Records from a collection:
+ + +
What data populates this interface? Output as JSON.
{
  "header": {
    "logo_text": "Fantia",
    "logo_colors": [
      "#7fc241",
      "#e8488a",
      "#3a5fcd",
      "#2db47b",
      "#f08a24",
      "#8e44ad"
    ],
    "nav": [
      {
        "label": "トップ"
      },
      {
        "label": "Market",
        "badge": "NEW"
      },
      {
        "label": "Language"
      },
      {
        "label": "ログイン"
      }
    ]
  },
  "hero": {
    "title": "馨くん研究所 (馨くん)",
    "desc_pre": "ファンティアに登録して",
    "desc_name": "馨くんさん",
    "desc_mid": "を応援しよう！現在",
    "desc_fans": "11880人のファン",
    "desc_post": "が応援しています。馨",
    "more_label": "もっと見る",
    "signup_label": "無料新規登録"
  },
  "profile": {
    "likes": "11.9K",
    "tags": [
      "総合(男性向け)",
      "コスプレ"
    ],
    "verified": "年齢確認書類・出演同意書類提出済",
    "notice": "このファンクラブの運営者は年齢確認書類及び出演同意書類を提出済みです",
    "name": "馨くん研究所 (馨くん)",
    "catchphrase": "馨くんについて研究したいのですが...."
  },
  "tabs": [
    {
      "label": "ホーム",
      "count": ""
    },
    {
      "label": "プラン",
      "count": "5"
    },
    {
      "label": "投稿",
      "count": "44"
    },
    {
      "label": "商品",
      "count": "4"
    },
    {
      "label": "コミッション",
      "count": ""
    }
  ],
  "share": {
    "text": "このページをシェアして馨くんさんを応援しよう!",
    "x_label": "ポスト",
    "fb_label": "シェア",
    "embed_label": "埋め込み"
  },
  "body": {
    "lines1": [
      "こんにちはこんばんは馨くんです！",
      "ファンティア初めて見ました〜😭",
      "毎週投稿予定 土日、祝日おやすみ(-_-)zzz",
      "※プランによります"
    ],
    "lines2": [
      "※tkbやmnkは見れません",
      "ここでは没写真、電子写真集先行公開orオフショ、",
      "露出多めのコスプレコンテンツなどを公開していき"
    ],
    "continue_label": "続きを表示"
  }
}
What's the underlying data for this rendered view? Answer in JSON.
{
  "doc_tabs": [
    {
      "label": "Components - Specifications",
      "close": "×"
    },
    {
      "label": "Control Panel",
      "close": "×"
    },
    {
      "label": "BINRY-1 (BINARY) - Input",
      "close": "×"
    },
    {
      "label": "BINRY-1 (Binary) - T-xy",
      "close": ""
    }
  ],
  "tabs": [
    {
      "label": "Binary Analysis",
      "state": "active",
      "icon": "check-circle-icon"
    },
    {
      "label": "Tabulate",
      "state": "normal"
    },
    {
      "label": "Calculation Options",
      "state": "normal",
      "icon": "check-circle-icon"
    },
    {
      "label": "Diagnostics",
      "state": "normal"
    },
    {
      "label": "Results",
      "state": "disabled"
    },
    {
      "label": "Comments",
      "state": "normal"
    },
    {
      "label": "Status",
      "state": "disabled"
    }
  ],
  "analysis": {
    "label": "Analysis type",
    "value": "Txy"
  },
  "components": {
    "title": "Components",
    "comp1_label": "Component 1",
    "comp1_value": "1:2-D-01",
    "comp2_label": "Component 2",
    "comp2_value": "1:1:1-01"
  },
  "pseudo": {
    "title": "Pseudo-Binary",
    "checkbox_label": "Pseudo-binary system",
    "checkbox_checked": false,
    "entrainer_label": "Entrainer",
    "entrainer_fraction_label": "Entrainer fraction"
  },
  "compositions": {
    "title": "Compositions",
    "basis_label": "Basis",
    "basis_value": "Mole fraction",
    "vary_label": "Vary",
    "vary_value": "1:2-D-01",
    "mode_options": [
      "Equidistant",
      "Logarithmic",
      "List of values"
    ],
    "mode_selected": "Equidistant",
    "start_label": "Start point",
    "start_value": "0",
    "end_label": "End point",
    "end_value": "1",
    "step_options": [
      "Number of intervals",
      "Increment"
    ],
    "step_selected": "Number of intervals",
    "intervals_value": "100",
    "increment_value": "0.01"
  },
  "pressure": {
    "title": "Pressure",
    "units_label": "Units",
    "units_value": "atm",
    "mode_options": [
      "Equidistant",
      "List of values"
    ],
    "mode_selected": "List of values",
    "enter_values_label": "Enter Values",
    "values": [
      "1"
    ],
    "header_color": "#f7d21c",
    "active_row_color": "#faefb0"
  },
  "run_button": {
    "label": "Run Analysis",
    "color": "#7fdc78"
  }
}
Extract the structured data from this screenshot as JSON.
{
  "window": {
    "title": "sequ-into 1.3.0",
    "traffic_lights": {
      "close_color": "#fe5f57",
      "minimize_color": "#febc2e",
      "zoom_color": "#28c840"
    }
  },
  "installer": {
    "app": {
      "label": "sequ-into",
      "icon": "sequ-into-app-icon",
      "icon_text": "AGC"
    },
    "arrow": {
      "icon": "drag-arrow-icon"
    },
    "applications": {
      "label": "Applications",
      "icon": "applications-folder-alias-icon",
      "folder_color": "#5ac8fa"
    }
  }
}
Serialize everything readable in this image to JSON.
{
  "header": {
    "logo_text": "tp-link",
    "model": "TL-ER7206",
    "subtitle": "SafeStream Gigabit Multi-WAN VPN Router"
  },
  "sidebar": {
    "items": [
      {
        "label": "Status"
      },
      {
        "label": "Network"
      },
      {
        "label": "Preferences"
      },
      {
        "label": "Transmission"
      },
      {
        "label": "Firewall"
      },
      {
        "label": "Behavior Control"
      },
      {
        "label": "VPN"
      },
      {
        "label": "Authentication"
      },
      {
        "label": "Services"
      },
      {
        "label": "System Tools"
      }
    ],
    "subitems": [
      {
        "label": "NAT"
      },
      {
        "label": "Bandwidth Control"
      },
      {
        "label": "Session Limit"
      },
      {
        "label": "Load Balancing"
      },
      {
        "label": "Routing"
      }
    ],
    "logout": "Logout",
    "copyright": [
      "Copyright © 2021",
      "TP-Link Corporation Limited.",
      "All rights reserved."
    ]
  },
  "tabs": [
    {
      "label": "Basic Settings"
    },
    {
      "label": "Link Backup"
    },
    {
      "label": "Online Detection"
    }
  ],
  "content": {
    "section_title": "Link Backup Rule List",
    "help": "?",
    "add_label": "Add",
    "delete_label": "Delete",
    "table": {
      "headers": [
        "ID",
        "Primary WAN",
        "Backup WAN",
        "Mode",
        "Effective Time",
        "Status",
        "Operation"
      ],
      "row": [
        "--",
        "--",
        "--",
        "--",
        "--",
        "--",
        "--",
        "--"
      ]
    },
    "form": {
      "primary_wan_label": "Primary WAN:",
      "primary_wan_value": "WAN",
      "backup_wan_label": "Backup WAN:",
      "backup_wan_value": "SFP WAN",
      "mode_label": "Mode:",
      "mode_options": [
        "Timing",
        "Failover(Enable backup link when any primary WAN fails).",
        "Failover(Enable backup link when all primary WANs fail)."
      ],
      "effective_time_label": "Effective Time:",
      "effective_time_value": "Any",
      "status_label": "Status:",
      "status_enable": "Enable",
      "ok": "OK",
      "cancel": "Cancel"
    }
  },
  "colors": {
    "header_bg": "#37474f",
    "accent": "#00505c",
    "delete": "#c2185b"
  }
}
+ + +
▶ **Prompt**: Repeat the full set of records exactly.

▶ **Finished task**:
What data populates this interface? Output as JSON.
{
  "header": {
    "logo_text": "Fantia",
    "logo_colors": [
      "#7fc241",
      "#e8488a",
      "#3a5fcd",
      "#2db47b",
      "#f08a24",
      "#8e44ad"
    ],
    "nav": [
      {
        "label": "トップ"
      },
      {
        "label": "Market",
        "badge": "NEW"
      },
      {
        "label": "Language"
      },
      {
        "label": "ログイン"
      }
    ]
  },
  "hero": {
    "title": "馨くん研究所 (馨くん)",
    "desc_pre": "ファンティアに登録して",
    "desc_name": "馨くんさん",
    "desc_mid": "を応援しよう！現在",
    "desc_fans": "11880人のファン",
    "desc_post": "が応援しています。馨",
    "more_label": "もっと見る",
    "signup_label": "無料新規登録"
  },
  "profile": {
    "likes": "11.9K",
    "tags": [
      "総合(男性向け)",
      "コスプレ"
    ],
    "verified": "年齢確認書類・出演同意書類提出済",
    "notice": "このファンクラブの運営者は年齢確認書類及び出演同意書類を提出済みです",
    "name": "馨くん研究所 (馨くん)",
    "catchphrase": "馨くんについて研究したいのですが...."
  },
  "tabs": [
    {
      "label": "ホーム",
      "count": ""
    },
    {
      "label": "プラン",
      "count": "5"
    },
    {
      "label": "投稿",
      "count": "44"
    },
    {
      "label": "商品",
      "count": "4"
    },
    {
      "label": "コミッション",
      "count": ""
    }
  ],
  "share": {
    "text": "このページをシェアして馨くんさんを応援しよう!",
    "x_label": "ポスト",
    "fb_label": "シェア",
    "embed_label": "埋め込み"
  },
  "body": {
    "lines1": [
      "こんにちはこんばんは馨くんです！",
      "ファンティア初めて見ました〜😭",
      "毎週投稿予定 土日、祝日おやすみ(-_-)zzz",
      "※プランによります"
    ],
    "lines2": [
      "※tkbやmnkは見れません",
      "ここでは没写真、電子写真集先行公開orオフショ、",
      "露出多めのコスプレコンテンツなどを公開していき"
    ],
    "continue_label": "続きを表示"
  }
}
What's the underlying data for this rendered view? Answer in JSON.
{
  "doc_tabs": [
    {
      "label": "Components - Specifications",
      "close": "×"
    },
    {
      "label": "Control Panel",
      "close": "×"
    },
    {
      "label": "BINRY-1 (BINARY) - Input",
      "close": "×"
    },
    {
      "label": "BINRY-1 (Binary) - T-xy",
      "close": ""
    }
  ],
  "tabs": [
    {
      "label": "Binary Analysis",
      "state": "active",
      "icon": "check-circle-icon"
    },
    {
      "label": "Tabulate",
      "state": "normal"
    },
    {
      "label": "Calculation Options",
      "state": "normal",
      "icon": "check-circle-icon"
    },
    {
      "label": "Diagnostics",
      "state": "normal"
    },
    {
      "label": "Results",
      "state": "disabled"
    },
    {
      "label": "Comments",
      "state": "normal"
    },
    {
      "label": "Status",
      "state": "disabled"
    }
  ],
  "analysis": {
    "label": "Analysis type",
    "value": "Txy"
  },
  "components": {
    "title": "Components",
    "comp1_label": "Component 1",
    "comp1_value": "1:2-D-01",
    "comp2_label": "Component 2",
    "comp2_value": "1:1:1-01"
  },
  "pseudo": {
    "title": "Pseudo-Binary",
    "checkbox_label": "Pseudo-binary system",
    "checkbox_checked": false,
    "entrainer_label": "Entrainer",
    "entrainer_fraction_label": "Entrainer fraction"
  },
  "compositions": {
    "title": "Compositions",
    "basis_label": "Basis",
    "basis_value": "Mole fraction",
    "vary_label": "Vary",
    "vary_value": "1:2-D-01",
    "mode_options": [
      "Equidistant",
      "Logarithmic",
      "List of values"
    ],
    "mode_selected": "Equidistant",
    "start_label": "Start point",
    "start_value": "0",
    "end_label": "End point",
    "end_value": "1",
    "step_options": [
      "Number of intervals",
      "Increment"
    ],
    "step_selected": "Number of intervals",
    "intervals_value": "100",
    "increment_value": "0.01"
  },
  "pressure": {
    "title": "Pressure",
    "units_label": "Units",
    "units_value": "atm",
    "mode_options": [
      "Equidistant",
      "List of values"
    ],
    "mode_selected": "List of values",
    "enter_values_label": "Enter Values",
    "values": [
      "1"
    ],
    "header_color": "#f7d21c",
    "active_row_color": "#faefb0"
  },
  "run_button": {
    "label": "Run Analysis",
    "color": "#7fdc78"
  }
}
Extract the structured data from this screenshot as JSON.
{
  "window": {
    "title": "sequ-into 1.3.0",
    "traffic_lights": {
      "close_color": "#fe5f57",
      "minimize_color": "#febc2e",
      "zoom_color": "#28c840"
    }
  },
  "installer": {
    "app": {
      "label": "sequ-into",
      "icon": "sequ-into-app-icon",
      "icon_text": "AGC"
    },
    "arrow": {
      "icon": "drag-arrow-icon"
    },
    "applications": {
      "label": "Applications",
      "icon": "applications-folder-alias-icon",
      "folder_color": "#5ac8fa"
    }
  }
}
Serialize everything readable in this image to JSON.
{
  "header": {
    "logo_text": "tp-link",
    "model": "TL-ER7206",
    "subtitle": "SafeStream Gigabit Multi-WAN VPN Router"
  },
  "sidebar": {
    "items": [
      {
        "label": "Status"
      },
      {
        "label": "Network"
      },
      {
        "label": "Preferences"
      },
      {
        "label": "Transmission"
      },
      {
        "label": "Firewall"
      },
      {
        "label": "Behavior Control"
      },
      {
        "label": "VPN"
      },
      {
        "label": "Authentication"
      },
      {
        "label": "Services"
      },
      {
        "label": "System Tools"
      }
    ],
    "subitems": [
      {
        "label": "NAT"
      },
      {
        "label": "Bandwidth Control"
      },
      {
        "label": "Session Limit"
      },
      {
        "label": "Load Balancing"
      },
      {
        "label": "Routing"
      }
    ],
    "logout": "Logout",
    "copyright": [
      "Copyright © 2021",
      "TP-Link Corporation Limited.",
      "All rights reserved."
    ]
  },
  "tabs": [
    {
      "label": "Basic Settings"
    },
    {
      "label": "Link Backup"
    },
    {
      "label": "Online Detection"
    }
  ],
  "content": {
    "section_title": "Link Backup Rule List",
    "help": "?",
    "add_label": "Add",
    "delete_label": "Delete",
    "table": {
      "headers": [
        "ID",
        "Primary WAN",
        "Backup WAN",
        "Mode",
        "Effective Time",
        "Status",
        "Operation"
      ],
      "row": [
        "--",
        "--",
        "--",
        "--",
        "--",
        "--",
        "--",
        "--"
      ]
    },
    "form": {
      "primary_wan_label": "Primary WAN:",
      "primary_wan_value": "WAN",
      "backup_wan_label": "Backup WAN:",
      "backup_wan_value": "SFP WAN",
      "mode_label": "Mode:",
      "mode_options": [
        "Timing",
        "Failover(Enable backup link when any primary WAN fails).",
        "Failover(Enable backup link when all primary WANs fail)."
      ],
      "effective_time_label": "Effective Time:",
      "effective_time_value": "Any",
      "status_label": "Status:",
      "status_enable": "Enable",
      "ok": "OK",
      "cancel": "Cancel"
    }
  },
  "colors": {
    "header_bg": "#37474f",
    "accent": "#00505c",
    "delete": "#c2185b"
  }
}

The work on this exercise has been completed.